■ **EXERCISE MATERIAL**:
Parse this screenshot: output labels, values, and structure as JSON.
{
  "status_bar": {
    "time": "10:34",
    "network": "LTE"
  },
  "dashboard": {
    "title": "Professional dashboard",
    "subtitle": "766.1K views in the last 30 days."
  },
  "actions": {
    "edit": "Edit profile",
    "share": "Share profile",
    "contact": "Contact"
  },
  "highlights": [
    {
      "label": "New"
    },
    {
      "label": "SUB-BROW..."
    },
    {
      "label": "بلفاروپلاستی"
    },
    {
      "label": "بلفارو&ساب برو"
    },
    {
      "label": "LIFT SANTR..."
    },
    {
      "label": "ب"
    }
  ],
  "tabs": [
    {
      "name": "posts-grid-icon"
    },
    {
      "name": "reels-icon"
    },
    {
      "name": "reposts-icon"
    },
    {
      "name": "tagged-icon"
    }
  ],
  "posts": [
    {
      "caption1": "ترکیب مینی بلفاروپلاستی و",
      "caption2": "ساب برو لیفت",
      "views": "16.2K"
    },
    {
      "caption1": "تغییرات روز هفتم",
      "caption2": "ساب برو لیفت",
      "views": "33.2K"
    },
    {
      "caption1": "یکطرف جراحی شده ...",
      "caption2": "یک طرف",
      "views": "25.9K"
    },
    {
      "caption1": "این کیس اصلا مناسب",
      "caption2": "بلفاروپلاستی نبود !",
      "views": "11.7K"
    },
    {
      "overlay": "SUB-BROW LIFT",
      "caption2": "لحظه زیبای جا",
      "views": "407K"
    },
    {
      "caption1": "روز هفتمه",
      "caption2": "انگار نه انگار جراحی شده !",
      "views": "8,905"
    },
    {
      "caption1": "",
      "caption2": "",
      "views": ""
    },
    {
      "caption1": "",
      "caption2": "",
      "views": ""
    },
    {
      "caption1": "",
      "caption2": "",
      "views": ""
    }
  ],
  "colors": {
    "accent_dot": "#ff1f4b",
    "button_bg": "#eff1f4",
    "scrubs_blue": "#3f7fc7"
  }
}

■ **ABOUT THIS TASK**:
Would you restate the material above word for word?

■ **YOUR SOLUTION**:
Parse this screenshot: output labels, values, and structure as JSON.
{
  "status_bar": {
    "time": "10:34",
    "network": "LTE"
  },
  "dashboard": {
    "title": "Professional dashboard",
    "subtitle": "766.1K views in the last 30 days."
  },
  "actions": {
    "edit": "Edit profile",
    "share": "Share profile",
    "contact": "Contact"
  },
  "highlights": [
    {
      "label": "New"
    },
    {
      "label": "SUB-BROW..."
    },
    {
      "label": "بلفاروپلاستی"
    },
    {
      "label": "بلفارو&ساب برو"
    },
    {
      "label": "LIFT SANTR..."
    },
    {
      "label": "ب"
    }
  ],
  "tabs": [
    {
      "name": "posts-grid-icon"
    },
    {
      "name": "reels-icon"
    },
    {
      "name": "reposts-icon"
    },
    {
      "name": "tagged-icon"
    }
  ],
  "posts": [
    {
      "caption1": "ترکیب مینی بلفاروپلاستی و",
      "caption2": "ساب برو لیفت",
      "views": "16.2K"
    },
    {
      "caption1": "تغییرات روز هفتم",
      "caption2": "ساب برو لیفت",
      "views": "33.2K"
    },
    {
      "caption1": "یکطرف جراحی شده ...",
      "caption2": "یک طرف",
      "views": "25.9K"
    },
    {
      "caption1": "این کیس اصلا مناسب",
      "caption2": "بلفاروپلاستی نبود !",
      "views": "11.7K"
    },
    {
      "overlay": "SUB-BROW LIFT",
      "caption2": "لحظه زیبای جا",
      "views": "407K"
    },
    {
      "caption1": "روز هفتمه",
      "caption2": "انگار نه انگار جراحی شده !",
      "views": "8,905"
    },
    {
      "caption1": "",
      "caption2": "",
      "views": ""
    },
    {
      "caption1": "",
      "caption2": "",
      "views": ""
    },
    {
      "caption1": "",
      "caption2": "",
      "views": ""
    }
  ],
  "colors": {
    "accent_dot": "#ff1f4b",
    "button_bg": "#eff1f4",
    "scrubs_blue": "#3f7fc7"
  }
}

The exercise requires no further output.